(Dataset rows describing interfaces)
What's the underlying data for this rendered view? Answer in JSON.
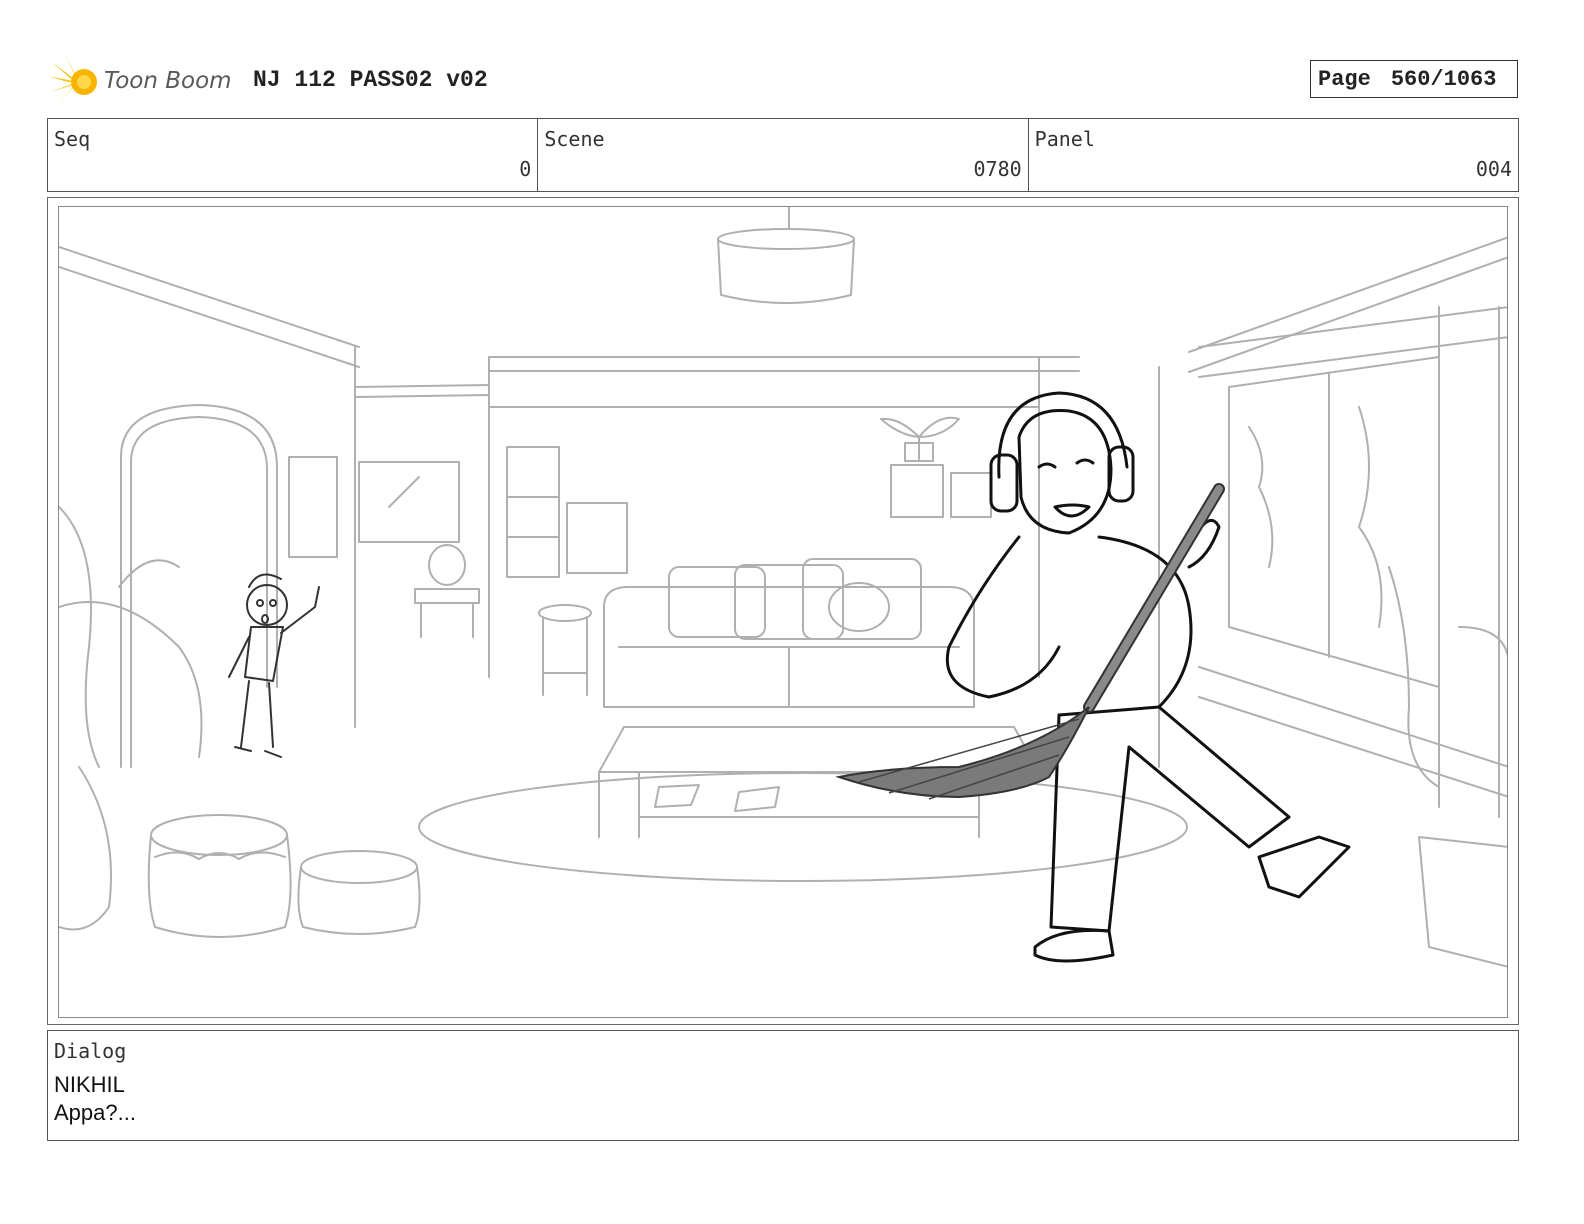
{
  "header": {
    "logo_text": "Toon Boom",
    "title": "NJ 112 PASS02 v02",
    "page_label": "Page",
    "page_value": "560/1063"
  },
  "info": {
    "seq_label": "Seq",
    "seq_value": "0",
    "scene_label": "Scene",
    "scene_value": "0780",
    "panel_label": "Panel",
    "panel_value": "004"
  },
  "dialog": {
    "label": "Dialog",
    "speaker": "NIKHIL",
    "line": "Appa?..."
  },
  "colors": {
    "logo_yellow": "#f5c400",
    "sketch_grey": "#b0b0b0",
    "ink": "#1a1a1a"
  }
}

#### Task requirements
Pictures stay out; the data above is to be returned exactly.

#### Your solution
What's the underlying data for this rendered view? Answer in JSON.
{
  "header": {
    "logo_text": "Toon Boom",
    "title": "NJ 112 PASS02 v02",
    "page_label": "Page",
    "page_value": "560/1063"
  },
  "info": {
    "seq_label": "Seq",
    "seq_value": "0",
    "scene_label": "Scene",
    "scene_value": "0780",
    "panel_label": "Panel",
    "panel_value": "004"
  },
  "dialog": {
    "label": "Dialog",
    "speaker": "NIKHIL",
    "line": "Appa?..."
  },
  "colors": {
    "logo_yellow": "#f5c400",
    "sketch_grey": "#b0b0b0",
    "ink": "#1a1a1a"
  }
}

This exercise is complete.